Items from an interface collection:

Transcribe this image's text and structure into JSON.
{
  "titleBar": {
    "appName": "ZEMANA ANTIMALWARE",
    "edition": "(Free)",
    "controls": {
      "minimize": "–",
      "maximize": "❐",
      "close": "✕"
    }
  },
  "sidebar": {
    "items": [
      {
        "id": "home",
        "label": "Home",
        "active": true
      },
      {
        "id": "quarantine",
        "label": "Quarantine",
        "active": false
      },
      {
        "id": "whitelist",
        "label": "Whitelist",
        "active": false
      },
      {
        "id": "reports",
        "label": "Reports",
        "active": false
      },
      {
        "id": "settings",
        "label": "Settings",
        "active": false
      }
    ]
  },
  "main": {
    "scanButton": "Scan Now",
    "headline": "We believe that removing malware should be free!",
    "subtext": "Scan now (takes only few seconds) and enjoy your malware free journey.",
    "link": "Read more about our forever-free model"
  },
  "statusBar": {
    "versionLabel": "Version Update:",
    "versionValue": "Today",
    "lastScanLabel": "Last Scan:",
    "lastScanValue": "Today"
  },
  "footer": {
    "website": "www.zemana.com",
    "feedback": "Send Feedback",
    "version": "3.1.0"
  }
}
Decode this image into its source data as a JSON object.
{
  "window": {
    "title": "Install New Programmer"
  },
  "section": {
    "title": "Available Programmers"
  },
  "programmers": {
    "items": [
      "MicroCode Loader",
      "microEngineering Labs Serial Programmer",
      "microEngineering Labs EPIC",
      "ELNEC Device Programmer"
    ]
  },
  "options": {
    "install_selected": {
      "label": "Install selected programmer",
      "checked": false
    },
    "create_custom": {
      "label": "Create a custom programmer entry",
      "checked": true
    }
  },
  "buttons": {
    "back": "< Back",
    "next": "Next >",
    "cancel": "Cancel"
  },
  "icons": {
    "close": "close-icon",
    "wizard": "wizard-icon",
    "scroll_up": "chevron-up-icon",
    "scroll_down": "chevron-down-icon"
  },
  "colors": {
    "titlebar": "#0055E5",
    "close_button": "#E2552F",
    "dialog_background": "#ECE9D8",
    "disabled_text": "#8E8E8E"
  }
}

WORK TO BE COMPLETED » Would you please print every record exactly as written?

ANSWER AREA »
Transcribe this image's text and structure into JSON.
{
  "titleBar": {
    "appName": "ZEMANA ANTIMALWARE",
    "edition": "(Free)",
    "controls": {
      "minimize": "–",
      "maximize": "❐",
      "close": "✕"
    }
  },
  "sidebar": {
    "items": [
      {
        "id": "home",
        "label": "Home",
        "active": true
      },
      {
        "id": "quarantine",
        "label": "Quarantine",
        "active": false
      },
      {
        "id": "whitelist",
        "label": "Whitelist",
        "active": false
      },
      {
        "id": "reports",
        "label": "Reports",
        "active": false
      },
      {
        "id": "settings",
        "label": "Settings",
        "active": false
      }
    ]
  },
  "main": {
    "scanButton": "Scan Now",
    "headline": "We believe that removing malware should be free!",
    "subtext": "Scan now (takes only few seconds) and enjoy your malware free journey.",
    "link": "Read more about our forever-free model"
  },
  "statusBar": {
    "versionLabel": "Version Update:",
    "versionValue": "Today",
    "lastScanLabel": "Last Scan:",
    "lastScanValue": "Today"
  },
  "footer": {
    "website": "www.zemana.com",
    "feedback": "Send Feedback",
    "version": "3.1.0"
  }
}
Decode this image into its source data as a JSON object.
{
  "window": {
    "title": "Install New Programmer"
  },
  "section": {
    "title": "Available Programmers"
  },
  "programmers": {
    "items": [
      "MicroCode Loader",
      "microEngineering Labs Serial Programmer",
      "microEngineering Labs EPIC",
      "ELNEC Device Programmer"
    ]
  },
  "options": {
    "install_selected": {
      "label": "Install selected programmer",
      "checked": false
    },
    "create_custom": {
      "label": "Create a custom programmer entry",
      "checked": true
    }
  },
  "buttons": {
    "back": "< Back",
    "next": "Next >",
    "cancel": "Cancel"
  },
  "icons": {
    "close": "close-icon",
    "wizard": "wizard-icon",
    "scroll_up": "chevron-up-icon",
    "scroll_down": "chevron-down-icon"
  },
  "colors": {
    "titlebar": "#0055E5",
    "close_button": "#E2552F",
    "dialog_background": "#ECE9D8",
    "disabled_text": "#8E8E8E"
  }
}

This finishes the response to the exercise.